_Task statement_:
The lines of the records that include "Документы" should all be copied.

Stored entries
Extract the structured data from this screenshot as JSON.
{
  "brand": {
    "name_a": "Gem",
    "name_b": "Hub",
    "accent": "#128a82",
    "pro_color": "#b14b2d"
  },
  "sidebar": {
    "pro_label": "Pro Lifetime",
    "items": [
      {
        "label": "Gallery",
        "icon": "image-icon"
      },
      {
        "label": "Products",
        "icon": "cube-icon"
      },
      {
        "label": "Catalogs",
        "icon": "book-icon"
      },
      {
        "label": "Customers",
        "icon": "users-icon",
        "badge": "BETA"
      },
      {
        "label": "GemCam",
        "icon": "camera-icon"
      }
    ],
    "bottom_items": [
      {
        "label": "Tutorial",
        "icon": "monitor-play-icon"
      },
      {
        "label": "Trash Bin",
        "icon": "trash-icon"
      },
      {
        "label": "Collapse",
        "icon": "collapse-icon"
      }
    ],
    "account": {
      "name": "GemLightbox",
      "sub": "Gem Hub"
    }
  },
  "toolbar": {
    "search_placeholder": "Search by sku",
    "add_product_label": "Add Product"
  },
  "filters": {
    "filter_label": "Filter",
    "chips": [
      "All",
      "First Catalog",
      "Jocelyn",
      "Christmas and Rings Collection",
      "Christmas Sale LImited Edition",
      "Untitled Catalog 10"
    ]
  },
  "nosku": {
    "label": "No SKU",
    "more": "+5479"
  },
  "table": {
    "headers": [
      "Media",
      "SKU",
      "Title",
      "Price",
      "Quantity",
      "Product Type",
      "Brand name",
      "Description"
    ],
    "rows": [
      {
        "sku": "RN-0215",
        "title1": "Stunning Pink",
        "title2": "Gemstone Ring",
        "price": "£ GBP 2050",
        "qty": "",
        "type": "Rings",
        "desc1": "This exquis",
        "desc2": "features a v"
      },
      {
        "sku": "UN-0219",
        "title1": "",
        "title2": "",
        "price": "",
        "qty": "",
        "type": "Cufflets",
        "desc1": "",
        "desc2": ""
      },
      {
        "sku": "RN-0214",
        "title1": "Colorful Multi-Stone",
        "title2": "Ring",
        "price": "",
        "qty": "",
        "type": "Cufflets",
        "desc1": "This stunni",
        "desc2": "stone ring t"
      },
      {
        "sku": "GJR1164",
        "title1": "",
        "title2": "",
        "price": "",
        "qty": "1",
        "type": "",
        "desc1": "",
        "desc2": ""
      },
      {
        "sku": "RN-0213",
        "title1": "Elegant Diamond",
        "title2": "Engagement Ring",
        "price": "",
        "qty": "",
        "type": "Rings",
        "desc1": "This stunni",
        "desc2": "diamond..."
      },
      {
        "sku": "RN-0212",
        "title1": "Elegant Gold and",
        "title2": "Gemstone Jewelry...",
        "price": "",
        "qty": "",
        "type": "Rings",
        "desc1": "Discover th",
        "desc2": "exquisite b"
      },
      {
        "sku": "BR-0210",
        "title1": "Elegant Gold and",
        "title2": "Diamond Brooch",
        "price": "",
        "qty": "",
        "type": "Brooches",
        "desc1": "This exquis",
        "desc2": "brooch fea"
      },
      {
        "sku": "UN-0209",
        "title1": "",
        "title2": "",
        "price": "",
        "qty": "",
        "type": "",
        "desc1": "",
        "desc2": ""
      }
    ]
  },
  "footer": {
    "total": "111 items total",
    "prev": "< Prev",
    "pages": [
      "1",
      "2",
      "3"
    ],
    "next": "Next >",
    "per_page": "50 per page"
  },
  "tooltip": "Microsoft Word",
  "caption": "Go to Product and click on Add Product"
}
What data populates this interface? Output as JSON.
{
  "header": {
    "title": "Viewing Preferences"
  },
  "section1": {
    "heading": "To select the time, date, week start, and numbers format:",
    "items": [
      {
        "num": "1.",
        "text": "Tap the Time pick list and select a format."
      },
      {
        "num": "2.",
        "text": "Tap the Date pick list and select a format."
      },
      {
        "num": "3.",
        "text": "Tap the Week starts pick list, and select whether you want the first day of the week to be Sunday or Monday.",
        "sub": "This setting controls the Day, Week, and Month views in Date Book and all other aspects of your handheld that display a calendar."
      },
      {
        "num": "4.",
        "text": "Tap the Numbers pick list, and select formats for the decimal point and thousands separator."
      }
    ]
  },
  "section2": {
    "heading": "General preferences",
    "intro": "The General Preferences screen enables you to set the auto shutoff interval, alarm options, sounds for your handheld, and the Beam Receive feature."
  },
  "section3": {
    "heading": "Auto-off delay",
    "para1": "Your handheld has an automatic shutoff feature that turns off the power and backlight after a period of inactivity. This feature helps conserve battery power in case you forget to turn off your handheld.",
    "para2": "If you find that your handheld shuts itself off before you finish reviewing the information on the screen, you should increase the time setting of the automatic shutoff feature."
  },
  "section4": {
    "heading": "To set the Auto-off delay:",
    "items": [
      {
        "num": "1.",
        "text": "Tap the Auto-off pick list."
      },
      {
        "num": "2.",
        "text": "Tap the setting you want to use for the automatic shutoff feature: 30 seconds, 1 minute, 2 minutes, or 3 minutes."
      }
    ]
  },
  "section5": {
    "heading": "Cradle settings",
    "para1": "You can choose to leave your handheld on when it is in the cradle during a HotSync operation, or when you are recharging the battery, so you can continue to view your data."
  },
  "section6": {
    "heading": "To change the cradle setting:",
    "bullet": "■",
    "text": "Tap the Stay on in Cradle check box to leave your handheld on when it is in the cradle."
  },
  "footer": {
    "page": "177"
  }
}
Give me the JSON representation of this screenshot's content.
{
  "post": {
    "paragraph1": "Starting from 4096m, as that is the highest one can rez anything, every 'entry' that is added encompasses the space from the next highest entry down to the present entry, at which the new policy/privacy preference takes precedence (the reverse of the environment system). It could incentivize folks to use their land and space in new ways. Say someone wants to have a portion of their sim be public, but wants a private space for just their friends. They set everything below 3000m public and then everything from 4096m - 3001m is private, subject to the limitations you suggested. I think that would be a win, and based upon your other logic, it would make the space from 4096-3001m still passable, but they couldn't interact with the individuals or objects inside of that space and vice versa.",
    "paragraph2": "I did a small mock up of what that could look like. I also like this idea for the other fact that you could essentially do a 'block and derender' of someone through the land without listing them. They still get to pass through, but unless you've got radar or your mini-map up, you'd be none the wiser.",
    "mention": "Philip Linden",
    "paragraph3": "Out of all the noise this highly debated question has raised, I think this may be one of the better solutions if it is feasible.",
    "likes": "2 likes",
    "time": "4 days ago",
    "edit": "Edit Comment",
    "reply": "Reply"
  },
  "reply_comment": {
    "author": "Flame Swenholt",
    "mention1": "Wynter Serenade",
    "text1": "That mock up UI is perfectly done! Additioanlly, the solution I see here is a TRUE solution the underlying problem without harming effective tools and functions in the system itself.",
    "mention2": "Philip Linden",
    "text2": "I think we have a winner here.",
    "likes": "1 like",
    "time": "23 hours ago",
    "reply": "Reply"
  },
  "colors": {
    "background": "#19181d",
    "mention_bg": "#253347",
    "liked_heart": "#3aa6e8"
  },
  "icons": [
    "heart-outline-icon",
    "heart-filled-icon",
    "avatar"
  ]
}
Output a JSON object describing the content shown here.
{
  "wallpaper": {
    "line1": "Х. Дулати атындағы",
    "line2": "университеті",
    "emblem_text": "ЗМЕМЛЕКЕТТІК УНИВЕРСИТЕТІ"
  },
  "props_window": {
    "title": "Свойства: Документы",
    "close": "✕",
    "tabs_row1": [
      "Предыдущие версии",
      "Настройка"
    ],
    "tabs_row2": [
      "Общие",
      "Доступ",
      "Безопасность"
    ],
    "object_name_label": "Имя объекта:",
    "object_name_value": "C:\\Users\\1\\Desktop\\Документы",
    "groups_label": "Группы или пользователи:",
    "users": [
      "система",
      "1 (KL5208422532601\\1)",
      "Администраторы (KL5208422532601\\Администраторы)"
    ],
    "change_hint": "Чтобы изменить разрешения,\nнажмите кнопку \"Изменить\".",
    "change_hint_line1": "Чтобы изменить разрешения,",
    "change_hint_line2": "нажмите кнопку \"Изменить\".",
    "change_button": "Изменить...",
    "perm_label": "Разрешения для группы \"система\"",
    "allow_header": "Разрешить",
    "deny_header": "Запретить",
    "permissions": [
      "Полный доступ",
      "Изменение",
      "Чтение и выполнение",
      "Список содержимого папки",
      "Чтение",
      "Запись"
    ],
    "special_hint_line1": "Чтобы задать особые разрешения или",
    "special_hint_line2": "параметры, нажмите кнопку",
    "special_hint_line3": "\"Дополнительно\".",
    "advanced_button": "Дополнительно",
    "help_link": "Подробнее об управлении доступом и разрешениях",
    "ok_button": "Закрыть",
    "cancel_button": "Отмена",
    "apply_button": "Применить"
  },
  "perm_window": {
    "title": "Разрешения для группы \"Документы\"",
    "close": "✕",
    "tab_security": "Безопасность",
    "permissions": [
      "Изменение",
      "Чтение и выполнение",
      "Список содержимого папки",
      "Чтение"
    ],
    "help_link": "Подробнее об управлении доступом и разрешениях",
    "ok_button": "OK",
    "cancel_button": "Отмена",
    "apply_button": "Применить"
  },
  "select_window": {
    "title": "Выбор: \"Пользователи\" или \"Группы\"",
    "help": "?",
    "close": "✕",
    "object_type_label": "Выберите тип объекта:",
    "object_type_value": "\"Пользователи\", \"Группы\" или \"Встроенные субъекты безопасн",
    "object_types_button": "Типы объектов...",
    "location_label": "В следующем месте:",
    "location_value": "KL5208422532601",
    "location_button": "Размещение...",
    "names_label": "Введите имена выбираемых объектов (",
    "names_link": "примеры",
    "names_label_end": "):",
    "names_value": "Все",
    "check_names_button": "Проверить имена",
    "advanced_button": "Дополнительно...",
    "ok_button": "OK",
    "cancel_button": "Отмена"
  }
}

_Result of the exercise_:
    "title": "Свойства: Документы",
    "object_name_value": "C:\\Users\\1\\Desktop\\Документы",
    "title": "Разрешения для группы \"Документы\"",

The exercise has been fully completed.